Philadelphia Cop Caught in Conspiracy to Sell Drugs Seized from Dealers

A Philadelphia officer is accused of playing a role in a multi-state conspiracy to distribute drugs seized from dealers. A federal investigation has been opened to look at the corruption allegedly carried out among members of a high-ranking Baltimore police unit. The investigation has led to the arrest of the Philadelphia officer Eric Troy Snell, who is accused of selling cocaine and heroin that was seized in the city.

Snell, 33, is the most recent police officer to be indicted in the case. Eight other arrests of Baltimore police officers have resulted, all of which are members of a squad assigned to track down illegal weapons. They are now accused of federal racketeering charges involving the theft of hundreds of thousands of dollars, money that was seized while searching the homes and property of the police suspected of drug trafficking.

Snell is a three-year veteran of the forces who began his career in Baltimore. He is accused of partnering with a member of the task force to arrange for the sale of drugs. Prosecutors in the case also allege that Snell pressured the other office to remain silent about their role in the sale of these drugs. Snell also appears to have made a vague threat against the children of the officer in an attempt to assure his secrecy according to a recorded conversation.

The federal indictment says that Snell met Jemell Rayam, also a member of the Baltimore Gun Trace Task Force, while they were both attending police academy. Rayam was also reportedly involved in the task force’s campaign to steal money, marijuana, and heroin from alleged dealers between 2014 and 2016.

The prosecutors handling the case say that Rayam brought Snell into the heist in October 2016 when the officer contacted him to arrange for the sale of 80 grams of heroin recovered from dealers.

Reportedly, Snell set up a meeting between his brother and Rayam to coordinate the transfer of the drugs. Then Snell’s brother allegedly sold the drugs for thousands of dollars. Then Snell allegedly deposited $1,000 each into Rayam’s account and his own, and continued with several similar transactions over the next few months.

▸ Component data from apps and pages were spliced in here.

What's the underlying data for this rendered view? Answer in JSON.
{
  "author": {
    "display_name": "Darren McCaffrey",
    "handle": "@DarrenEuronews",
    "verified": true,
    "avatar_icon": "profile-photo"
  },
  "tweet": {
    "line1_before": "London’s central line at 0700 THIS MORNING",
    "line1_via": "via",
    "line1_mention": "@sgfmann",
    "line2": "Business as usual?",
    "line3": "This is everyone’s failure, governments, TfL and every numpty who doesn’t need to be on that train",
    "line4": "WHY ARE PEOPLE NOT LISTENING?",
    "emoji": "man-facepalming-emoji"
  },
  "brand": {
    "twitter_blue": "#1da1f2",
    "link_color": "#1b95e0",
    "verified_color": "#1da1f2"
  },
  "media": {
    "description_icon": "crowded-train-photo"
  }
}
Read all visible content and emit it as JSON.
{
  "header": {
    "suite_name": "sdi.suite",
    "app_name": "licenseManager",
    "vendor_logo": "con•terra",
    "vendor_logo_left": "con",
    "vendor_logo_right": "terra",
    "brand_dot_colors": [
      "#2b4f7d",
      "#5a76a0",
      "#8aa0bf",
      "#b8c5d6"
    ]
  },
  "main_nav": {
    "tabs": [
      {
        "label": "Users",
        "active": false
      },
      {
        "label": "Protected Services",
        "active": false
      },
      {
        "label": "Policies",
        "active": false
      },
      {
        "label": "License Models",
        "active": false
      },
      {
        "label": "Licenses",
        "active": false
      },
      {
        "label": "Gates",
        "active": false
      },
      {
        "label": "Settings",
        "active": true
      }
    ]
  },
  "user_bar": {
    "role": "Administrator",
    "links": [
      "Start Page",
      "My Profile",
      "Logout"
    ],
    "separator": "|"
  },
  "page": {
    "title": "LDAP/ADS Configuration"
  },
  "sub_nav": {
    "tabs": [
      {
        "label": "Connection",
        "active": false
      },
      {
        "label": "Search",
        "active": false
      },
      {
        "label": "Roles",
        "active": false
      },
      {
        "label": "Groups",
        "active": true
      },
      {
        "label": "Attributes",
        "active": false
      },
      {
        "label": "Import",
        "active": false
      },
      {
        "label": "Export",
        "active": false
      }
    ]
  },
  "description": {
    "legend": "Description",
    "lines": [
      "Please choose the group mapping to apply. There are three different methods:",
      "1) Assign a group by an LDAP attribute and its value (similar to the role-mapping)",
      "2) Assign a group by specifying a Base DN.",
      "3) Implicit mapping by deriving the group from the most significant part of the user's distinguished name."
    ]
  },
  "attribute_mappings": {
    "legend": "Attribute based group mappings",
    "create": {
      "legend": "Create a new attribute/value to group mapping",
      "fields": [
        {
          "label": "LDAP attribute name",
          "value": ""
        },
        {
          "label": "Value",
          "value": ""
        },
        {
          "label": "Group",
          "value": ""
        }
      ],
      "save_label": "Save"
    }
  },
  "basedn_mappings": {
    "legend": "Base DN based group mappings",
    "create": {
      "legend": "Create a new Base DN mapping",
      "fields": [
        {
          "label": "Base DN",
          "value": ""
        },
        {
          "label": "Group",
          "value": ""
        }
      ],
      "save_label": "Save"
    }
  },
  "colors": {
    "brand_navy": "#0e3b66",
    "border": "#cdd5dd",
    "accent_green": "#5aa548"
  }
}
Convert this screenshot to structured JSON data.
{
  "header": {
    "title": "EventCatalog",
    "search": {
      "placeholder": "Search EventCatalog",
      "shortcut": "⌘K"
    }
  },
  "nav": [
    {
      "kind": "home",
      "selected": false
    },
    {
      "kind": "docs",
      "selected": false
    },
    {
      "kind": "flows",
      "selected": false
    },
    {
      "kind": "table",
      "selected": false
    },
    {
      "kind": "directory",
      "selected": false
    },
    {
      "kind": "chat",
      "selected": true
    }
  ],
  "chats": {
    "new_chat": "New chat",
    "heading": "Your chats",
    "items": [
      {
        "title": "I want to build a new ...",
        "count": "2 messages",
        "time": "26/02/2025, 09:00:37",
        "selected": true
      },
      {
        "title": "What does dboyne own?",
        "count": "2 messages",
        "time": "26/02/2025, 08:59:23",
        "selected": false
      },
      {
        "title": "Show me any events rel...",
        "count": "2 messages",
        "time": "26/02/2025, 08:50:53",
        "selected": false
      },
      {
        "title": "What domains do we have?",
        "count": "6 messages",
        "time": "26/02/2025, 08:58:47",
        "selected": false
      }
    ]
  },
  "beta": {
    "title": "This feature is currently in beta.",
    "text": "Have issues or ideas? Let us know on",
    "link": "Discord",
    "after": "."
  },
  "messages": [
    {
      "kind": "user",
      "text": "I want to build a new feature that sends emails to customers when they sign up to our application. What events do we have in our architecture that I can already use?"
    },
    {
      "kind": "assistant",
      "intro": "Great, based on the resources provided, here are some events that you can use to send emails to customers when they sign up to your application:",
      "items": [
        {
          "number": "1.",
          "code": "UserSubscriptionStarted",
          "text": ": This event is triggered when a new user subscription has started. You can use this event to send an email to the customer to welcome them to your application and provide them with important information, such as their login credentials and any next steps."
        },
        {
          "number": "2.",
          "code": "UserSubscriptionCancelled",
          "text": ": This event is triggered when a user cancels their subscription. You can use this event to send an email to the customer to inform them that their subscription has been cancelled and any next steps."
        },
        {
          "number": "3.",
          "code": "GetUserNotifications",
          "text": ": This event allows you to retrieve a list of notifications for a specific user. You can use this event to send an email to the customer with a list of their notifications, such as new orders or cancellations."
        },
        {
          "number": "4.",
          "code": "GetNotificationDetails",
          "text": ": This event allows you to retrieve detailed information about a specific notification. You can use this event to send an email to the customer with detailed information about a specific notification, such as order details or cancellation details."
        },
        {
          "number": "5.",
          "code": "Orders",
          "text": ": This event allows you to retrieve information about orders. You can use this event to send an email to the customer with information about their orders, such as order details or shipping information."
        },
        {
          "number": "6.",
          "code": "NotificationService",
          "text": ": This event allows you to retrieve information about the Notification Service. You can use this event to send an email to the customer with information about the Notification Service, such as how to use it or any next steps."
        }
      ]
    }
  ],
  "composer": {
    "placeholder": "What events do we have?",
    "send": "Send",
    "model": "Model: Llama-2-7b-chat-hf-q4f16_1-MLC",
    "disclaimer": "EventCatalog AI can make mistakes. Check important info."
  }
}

When Rayam was arrested in June on racketeering charges, according to the indictment, he spoke to Snell on the phone from jail, and was told that Snell would “keep an eye” on Rayam’s children, which is being interpreted as a threat to ensure his silence on Snell’s involvement.

Rayam plead guilty to one count of racketeering and signed a plea agreement that mentioned an unnamed officer was involved in the robberies. Though the plea agreement could grant a reduced sentence, it is unclear if the testimony led to Snell’s arrest.

Although the arrests’ effect of the police force in Philadelphia, but the Baltimore Police Commissioner Kevin Davis was forced to disband the Gun Trace Task Force, and may have to drop nearly 40 arrests made by the eight Baltimore officers.